The ovary itself may contain one or several chambers or cells (figures 45-47), and very frequently the number of chambers in the ovary and the lobes or divisions of the stigma bear a direct relationship to the number of petals, sepals and stamens. The term carpel (or carpophyllum) is used to designate the seed-bearing leaf. A carpel may be a pistil of itself, or it may be a constituent of a more complex pistil. In either case, a carpel is the homologue of a leaf. The surface within the ovary to which the ovules are attached is called the placenta.
Simple pistils may be solitary, or several together on a common receptacle within the flower, as in the Buttercup.

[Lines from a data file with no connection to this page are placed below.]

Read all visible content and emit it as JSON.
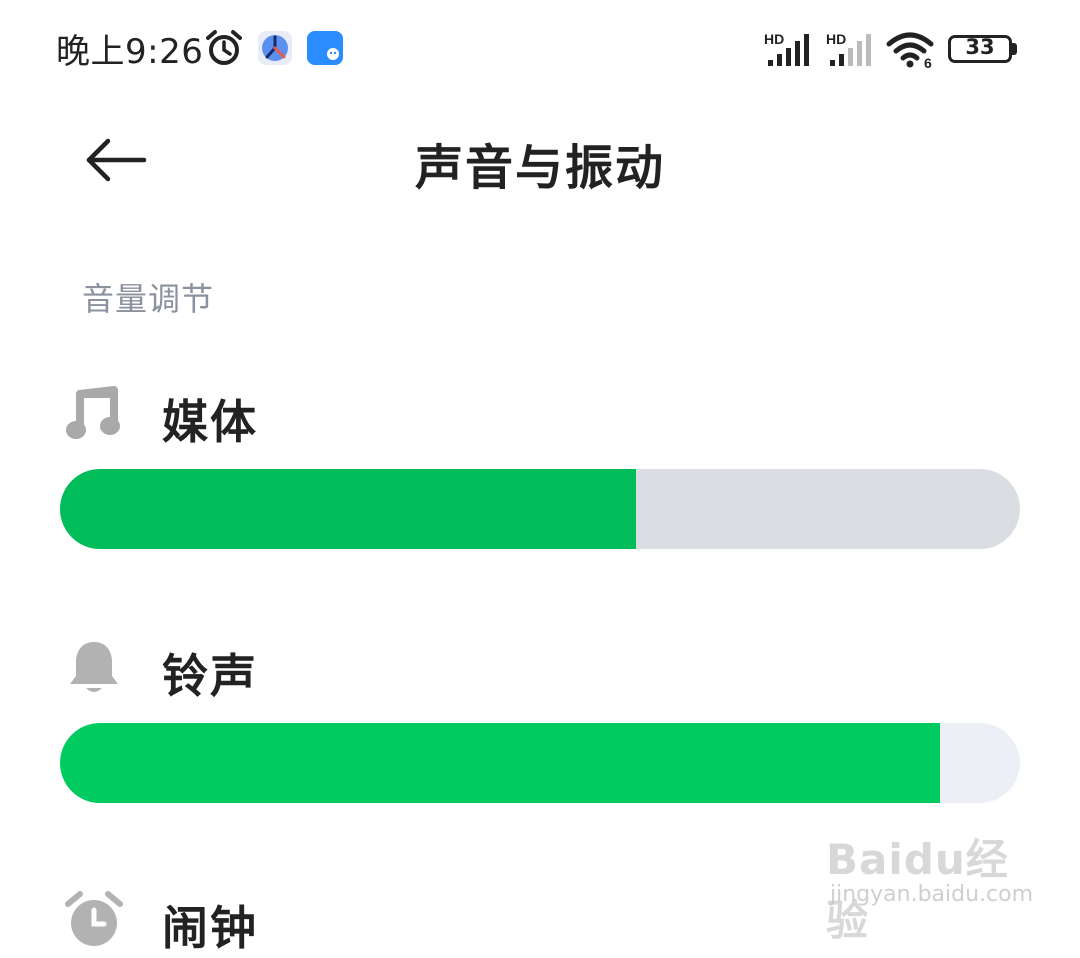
{
  "status_bar": {
    "time": "晚上9:26",
    "signal1_label": "HD",
    "signal2_label": "HD",
    "wifi_label": "6",
    "battery": "33"
  },
  "header": {
    "title": "声音与振动",
    "back_icon": "arrow-left-icon"
  },
  "section": {
    "title": "音量调节"
  },
  "volumes": [
    {
      "label": "媒体",
      "icon": "music-note-icon",
      "level": 0.6,
      "fill_color": "#00bd5a",
      "track_color": "#dadde1"
    },
    {
      "label": "铃声",
      "icon": "bell-icon",
      "level": 0.917,
      "fill_color": "#00cb60",
      "track_color": "#ecf0f6"
    },
    {
      "label": "闹钟",
      "icon": "alarm-clock-icon"
    }
  ],
  "watermark": {
    "logo": "Baidu经验",
    "url": "jingyan.baidu.com"
  }
}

A compound pistil consists of two, three or more carpels united into one body.
The apex of the flowering stem, which supports the flower, is designated as the receptacle.
Arrangement of flowers:
Flowers are either solitary or clustered, but their arrangement varies in different kinds of plants, and may even vary to some extent in the same species. The arrangement or disposition of the flowers may be designated as the inflorescence. The following are the most frequent arrangements of flowers:
Spike (figure 48), in which the flowers are arranged along the flowering stem, and sessile (that is, without stalks) or with very short stalks (pedicels). When the flowering stem is naked (devoid of leaves) and rises directly from the root or crown of the plant, it is called a scape (figure 51).
Raceme (figure 49), in which the flowers are arranged along a flowering stem and each flower possesses a distinct stalk or pedicel. The lower pedicels may be somewhat longer than the upper ones.
Umbel (figure 52), when the flowers arise from the same point, which is usually the apex of the flowering stem or of a lateral flowering stalk, and radiate like the rays of an umbrella. If the radiating stalks of such an inflorescence bear smaller umbels at their tips, it is called a compound umbel.
Corymb |corymbose| (figure 54), when the branches of an inflorescence are of unequal length, but the lower or outer ones are longest so that they all form a flat-topped, or nearly flat-topped, cluster.
Cyme (figure 55), when the flowers each terminate an axis or stem arising successively from a new axis or stem.
A spadix is a spikelike inflorescence with a fleshy stalk and with sessile flowers; the floral leaf or bract which subtends it or surrounds it partially is called the spathe (Skunk Cabbage, Wild Calla).
A panicle, or compound raceme (figure 50), is formed by the arrangement of flowers along the plant stem, similar to a raceme, but each flower stem has two or more branches.